Master’s-educated Special Educators Making a Difference For North Carolina’s Exceptional Children
Unlike most states, North Carolina’s Department of Public Instruction doesn’t refer to its special needs programs as “special education.” Instead, these programs fall under the auspices of the Exceptional Children Division, which ensures that students with disabilities develop intellectually, emotionally, and vocationally right along with the general student population.
Like every other state, however, North Carolina has been hit with a wave of children with diagnoses of Asperger’s syndrome or other autism spectrum disorders. According to the Autism Society of North Carolina, ASD (Autism Spectrum Disorder) is the second most common developmental disability found in the state, with roughly 1 in every 58 children in North Carolina suffering from the disorder.
Although that is a higher diagnosis rate than what is found in most of the country, North Carolina has only around 12 percent of its student population registered in Individual Education Programs (IEP), slightly less than the national average of around 13 percent.
Federal Funding Helps to Hire Master’s-Prepared Special Educators
The state spends around $4,000 annually for each of those special needs students, with a variety of specialized grant and funding programs in place to cover the cost. Additionally, the federal IDEA (Individuals with Disabilities Education Act) offers school and district-specific grants. From the state and federal level, more funds than ever have been made available to North Carolina schools for the purpose of hiring an adequate number of master’s-prepared special education teachers to accommodate the needs of the state’s exceptional students.
Despite the fact that the state has been on the IDEA “Needs Assistance” list for more than two years running now, the Exceptional Children Division has been successful in working to improve graduation rates among special needs students from a low of 49 percent in 2006 up to 62 percent by 2013.
The state uses a program called Child Find to detect and evaluate potential IEP-candidate students early on in their school career. By helping parents and teachers both identify students with possible challenges, the state ensures that exceptional children are given the assistance they need as quickly as possible.
Recognition for One Special Education Teacher on the Way to a Master’s Degree
Overcoming budgetary issues to provide the best possible education to special needs kids takes more than a big heart—it also takes advanced training in working with disadvantaged populations. Today’s crop of teachers working in special education are getting those lessons by studying for master’s degrees in the field, and the effort is paying off for both them and their students.
North Carolina’s Sarah Luz is one of them. Influenced by her own middle school experience volunteering to help in Life Skills class, and by an older sister who had become a teacher, she was motivated to go into special education teaching.
As a student teacher, she was exceptional enough that she had a job offer from Trinity High School before she had even completed her probationary period there. While still in the middle of studying for her master’s degree in Adaptive Curriculum Special Education K-12, Luz showed school administrators her deep and personal commitment.

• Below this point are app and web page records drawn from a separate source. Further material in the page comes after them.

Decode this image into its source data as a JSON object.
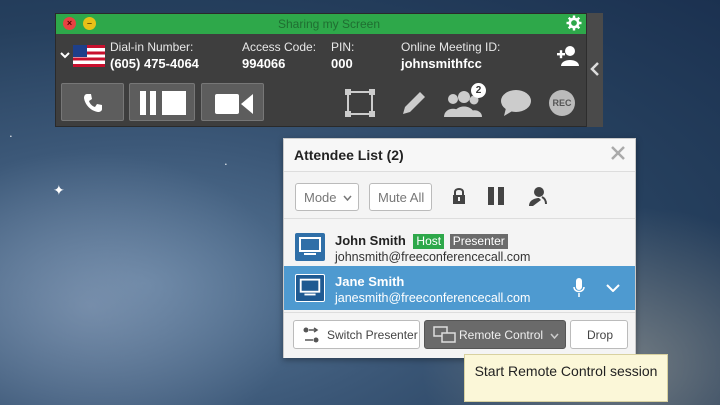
{
  "toolbar": {
    "title": "Sharing my Screen",
    "dialin_label": "Dial-in Number:",
    "dialin_value": "(605) 475-4064",
    "access_label": "Access Code:",
    "access_value": "994066",
    "pin_label": "PIN:",
    "pin_value": "000",
    "meeting_label": "Online Meeting ID:",
    "meeting_value": "johnsmithfcc",
    "participants_badge": "2",
    "rec_label": "REC"
  },
  "panel": {
    "title": "Attendee List (2)",
    "mode_label": "Mode",
    "mute_all_label": "Mute All",
    "attendees": [
      {
        "name": "John Smith",
        "email": "johnsmith@freeconferencecall.com",
        "tags": [
          "Host",
          "Presenter"
        ]
      },
      {
        "name": "Jane Smith",
        "email": "janesmith@freeconferencecall.com",
        "tags": []
      }
    ],
    "switch_presenter_label": "Switch Presenter",
    "remote_control_label": "Remote Control",
    "drop_label": "Drop"
  },
  "tooltip": {
    "text": "Start Remote Control session"
  },
  "colors": {
    "titlebar": "#2ea84a",
    "selected_row": "#4e9ad0",
    "host_tag": "#2ea84a",
    "presenter_tag": "#6b6b6b"
  }
}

Her work involved pulling students out for reading and writing services, and co-teaching a senior English class that combines both general and special education students. She was hired as an Exceptional Children’s Resource and Inclusion English teacher.
Luz didn’t just catch the eye of the Trinity High School administration, though; she was recently nominated for North Carolina Student Teacher of the Year.
Luz credits her dual enrollment in undergraduate and master’s programs during her final year at school with giving her the skills needed to succeed in North Carolina’s special education system. The state will need more teachers like her to continue improving the Exceptional Children programs.